Photo by City of Thunder Bay
THUNDER BAY – Police services boards across the province are calling on the provincial government to fix Ontario’s broken arbitration system. The “Big 12” Police Services Boards are a collection of the 12 largest police services in Ontario. The City of Thunder Bay Police Services Board is not a member of this “Big 12”.

A majority of the Big 12 Police Services Boards recently endorsed a resolution requesting that the Province of Ontario amend the interest arbitration system to ensure that arbitrators apply local economic criteria and consider the financial impact of salary and benefits on the municipality and its taxpayer.

“A balance needs to be created by the Province, taking into consideration that Police Boards are doing their utmost to support and grow their respective Police Services while at the same time being fiscally reasonable and responsible in the challenging economic times of today,” said Michael Deeb, Chair, London Police Services Board. “The current arbitration environment does not include this balance and therefore needs to be modified”.

Thunder Bay Police Services Board Chair, Councillor Joe Virdiramo when contacted by NetNewsledger.com to find out if the TBPS board supports this resolution has not responded as of yet.

Here is the resolution passed by the “Big 12”:

RESOLUTION: ONTARIO’S INTEREST ARBITRATION SYSTEM

Whereas increases in wages and benefits in Ontario’s emergency services exceed the rate of inflation, the cost of living and the wages and benefits provided to other unionized and non-unionized workers in the public sector;

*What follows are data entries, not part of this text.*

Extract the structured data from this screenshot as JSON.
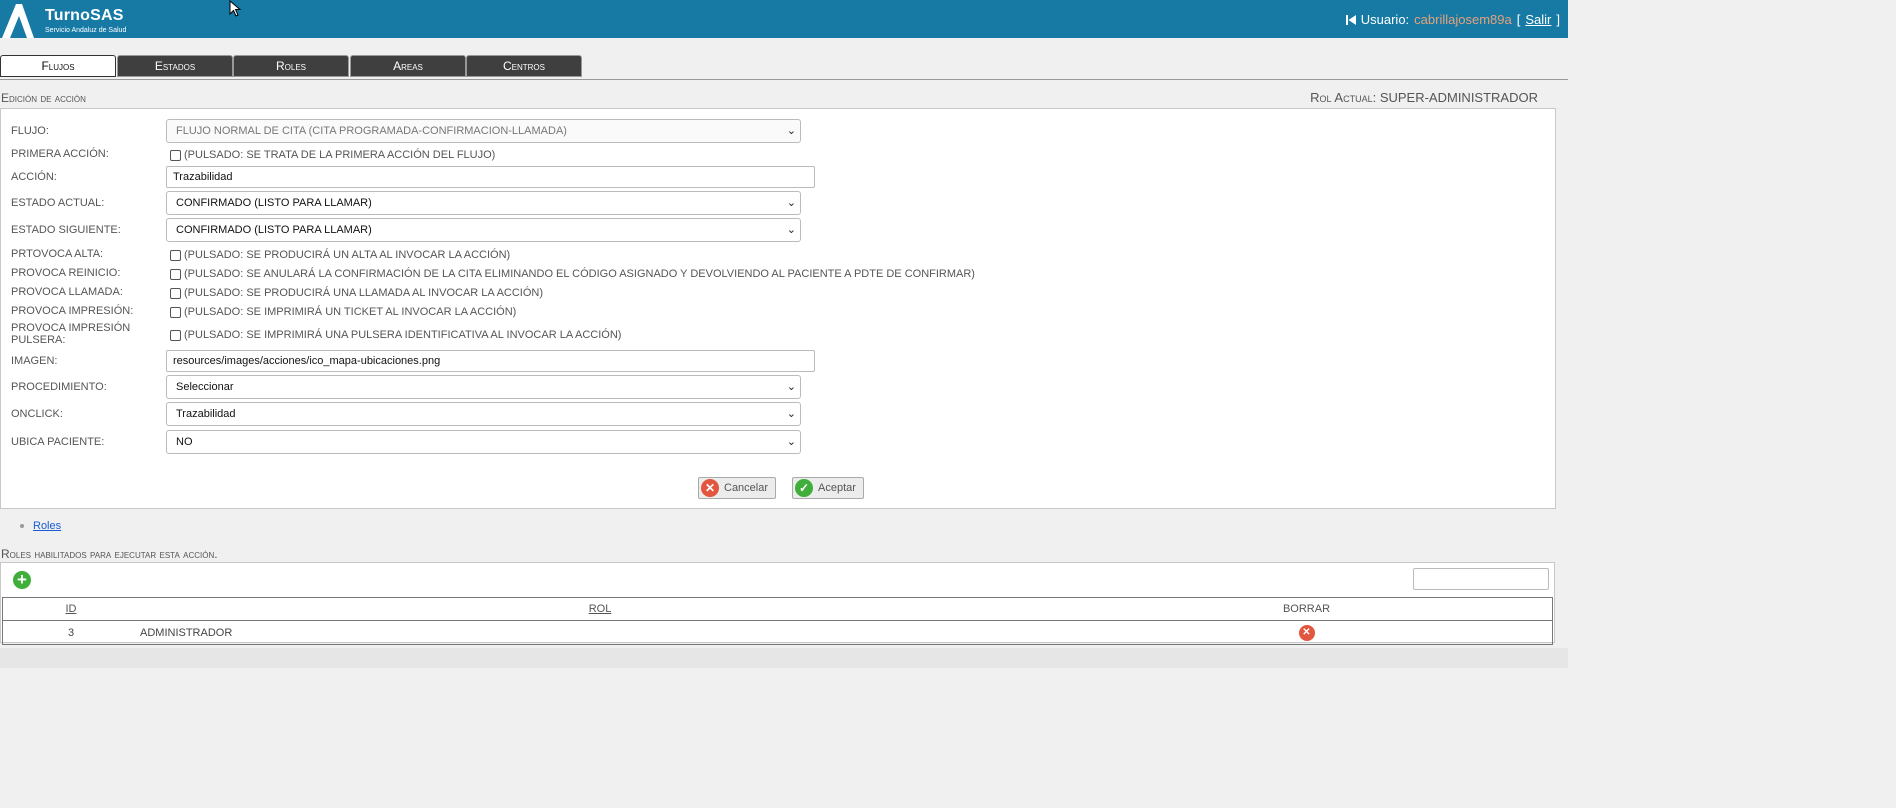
{
  "header": {
    "brand_title": "TurnoSAS",
    "brand_subtitle": "Servicio Andaluz de Salud",
    "user_label": "Usuario:",
    "user_name": "cabrillajosem89a",
    "logout_open": "[",
    "logout_label": "Salir",
    "logout_close": "]",
    "colors": {
      "bar": "#167aa5",
      "user_name": "#e5a27a"
    }
  },
  "tabs": [
    {
      "label": "Flujos",
      "active": true
    },
    {
      "label": "Estados",
      "active": false
    },
    {
      "label": "Roles",
      "active": false
    },
    {
      "label": "Areas",
      "active": false
    },
    {
      "label": "Centros",
      "active": false
    }
  ],
  "section": {
    "title": "Edición de acción",
    "role_current": "Rol Actual: SUPER-ADMINISTRADOR"
  },
  "form": {
    "flujo": {
      "label": "FLUJO:",
      "value": "FLUJO NORMAL DE CITA (CITA PROGRAMADA-CONFIRMACION-LLAMADA)"
    },
    "primera_accion": {
      "label": "PRIMERA ACCIÓN:",
      "text": "(PULSADO: SE TRATA DE LA PRIMERA ACCIÓN DEL FLUJO)",
      "checked": false
    },
    "accion": {
      "label": "ACCIÓN:",
      "value": "Trazabilidad"
    },
    "estado_actual": {
      "label": "ESTADO ACTUAL:",
      "value": "CONFIRMADO (LISTO PARA LLAMAR)"
    },
    "estado_siguiente": {
      "label": "ESTADO SIGUIENTE:",
      "value": "CONFIRMADO (LISTO PARA LLAMAR)"
    },
    "provoca_alta": {
      "label": "PRTOVOCA ALTA:",
      "text": "(PULSADO: SE PRODUCIRÁ UN ALTA AL INVOCAR LA ACCIÓN)",
      "checked": false
    },
    "provoca_reinicio": {
      "label": "PROVOCA REINICIO:",
      "text": "(PULSADO: SE ANULARÁ LA CONFIRMACIÓN DE LA CITA ELIMINANDO EL CÓDIGO ASIGNADO Y DEVOLVIENDO AL PACIENTE A PDTE DE CONFIRMAR)",
      "checked": false
    },
    "provoca_llamada": {
      "label": "PROVOCA LLAMADA:",
      "text": "(PULSADO: SE PRODUCIRÁ UNA LLAMADA AL INVOCAR LA ACCIÓN)",
      "checked": false
    },
    "provoca_impresion": {
      "label": "PROVOCA IMPRESIÓN:",
      "text": "(PULSADO: SE IMPRIMIRÁ UN TICKET AL INVOCAR LA ACCIÓN)",
      "checked": false
    },
    "provoca_impresion_pulsera": {
      "label_line1": "PROVOCA IMPRESIÓN",
      "label_line2": "PULSERA:",
      "text": "(PULSADO: SE IMPRIMIRÁ UNA PULSERA IDENTIFICATIVA AL INVOCAR LA ACCIÓN)",
      "checked": false
    },
    "imagen": {
      "label": "IMAGEN:",
      "value": "resources/images/acciones/ico_mapa-ubicaciones.png"
    },
    "procedimiento": {
      "label": "PROCEDIMIENTO:",
      "value": "Seleccionar"
    },
    "onclick": {
      "label": "ONCLICK:",
      "value": "Trazabilidad"
    },
    "ubica_paciente": {
      "label": "UBICA PACIENTE:",
      "value": "NO"
    },
    "cancel_label": "Cancelar",
    "accept_label": "Aceptar"
  },
  "breadcrumb": {
    "link": "Roles"
  },
  "roles": {
    "caption": "Roles habilitados para ejecutar esta acción.",
    "columns": {
      "id": "ID",
      "rol": "ROL",
      "borrar": "BORRAR"
    },
    "rows": [
      {
        "id": "3",
        "rol": "ADMINISTRADOR"
      }
    ]
  },
  "icons": {
    "add": "plus-circle-icon",
    "delete": "x-circle-icon",
    "cancel": "x-circle-icon",
    "accept": "check-circle-icon",
    "logout": "skip-back-icon",
    "select": "chevron-down-icon",
    "logo": "sas-logo-icon",
    "cursor": "mouse-pointer-icon"
  }
}
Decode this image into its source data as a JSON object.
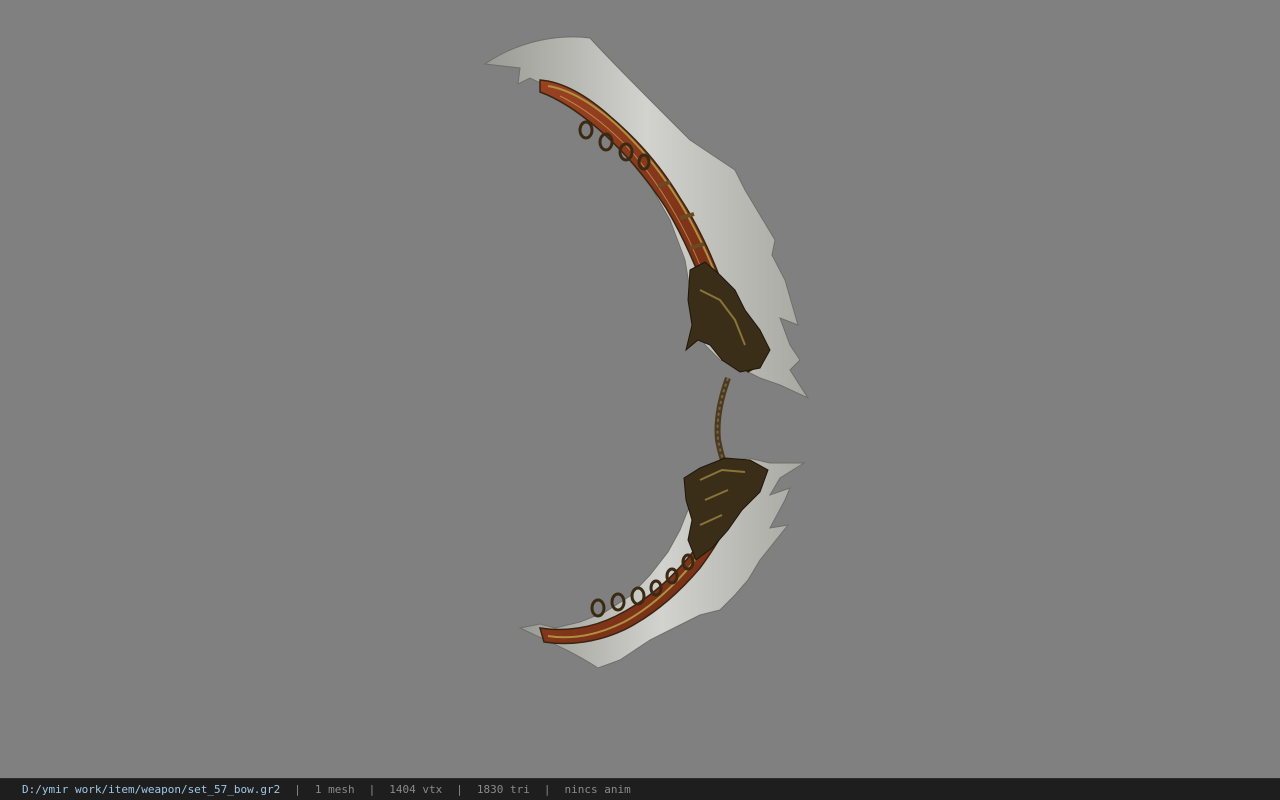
{
  "viewer": {
    "background_color": "#808080",
    "model_name": "bow-model",
    "model_colors": {
      "blade": "#c8c8c4",
      "blade_shadow": "#8e8e88",
      "wood": "#8a3a1c",
      "wood_dark": "#5a2410",
      "ornament": "#7a6430",
      "ornament_dark": "#2e2414",
      "string": "#4a3a22"
    }
  },
  "status": {
    "file_path": "D:/ymir work/item/weapon/set_57_bow.gr2",
    "separator": "|",
    "mesh_count": "1 mesh",
    "vertex_count": "1404 vtx",
    "triangle_count": "1830 tri",
    "animation": "nincs anim"
  }
}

And whereas although the statutes governing interest arbitration in the emergency services sectors contain economic criteria that is to be applied by arbitrators in rendering their awards, interest arbitrators have not applied the statutory criteria in accordance with the spirit and intent of the legislation, resulting in awards which fail to consider local economic factors and the ability of local taxpayers to pay;

And whereas interest arbitrators continue to render awards based on the assumption that municipalities have an infinite ability to pay, without any regard for local economic factors;

And whereas the interest arbitration system lacks accountability and no longer reflects what free collective bargaining might otherwise have produced as outcomes of contract negotiations;

And whereas municipalities value the contribution of emergency service workers and must ensure that the vital services provided by these workers are sustainable;

And whereas the significant increases in labour costs resulting from the lack of balance and accountability in the arbitration system are no longer sustainable, particularly given that salary and benefits account for a significant portion of the budgets for emergency services;

Now therefore be it resolved that Big 12 Police Services Boards request that the Province of Ontario amend the interest arbitration system to ensure that arbitrators apply local economic criteria and consider the financial impact of salary and benefit awards on the municipality and its taxpayers, and that arbitrators be held accountable for their decisions.

Dated this 15th day of June, 2011

Durham Regional Police Services Board
Hamilton Police Services Board
London Police Services Board
Regional Municipality of Niagara Police Services Board
Ottawa Police Services Board
Regional Municipality of Peel Regional Police Services Board
Greater Sudbury Police Services Board
Toronto Police Services Board
Waterloo Regional Police Services Board
Regional Municipality of York Police Services Board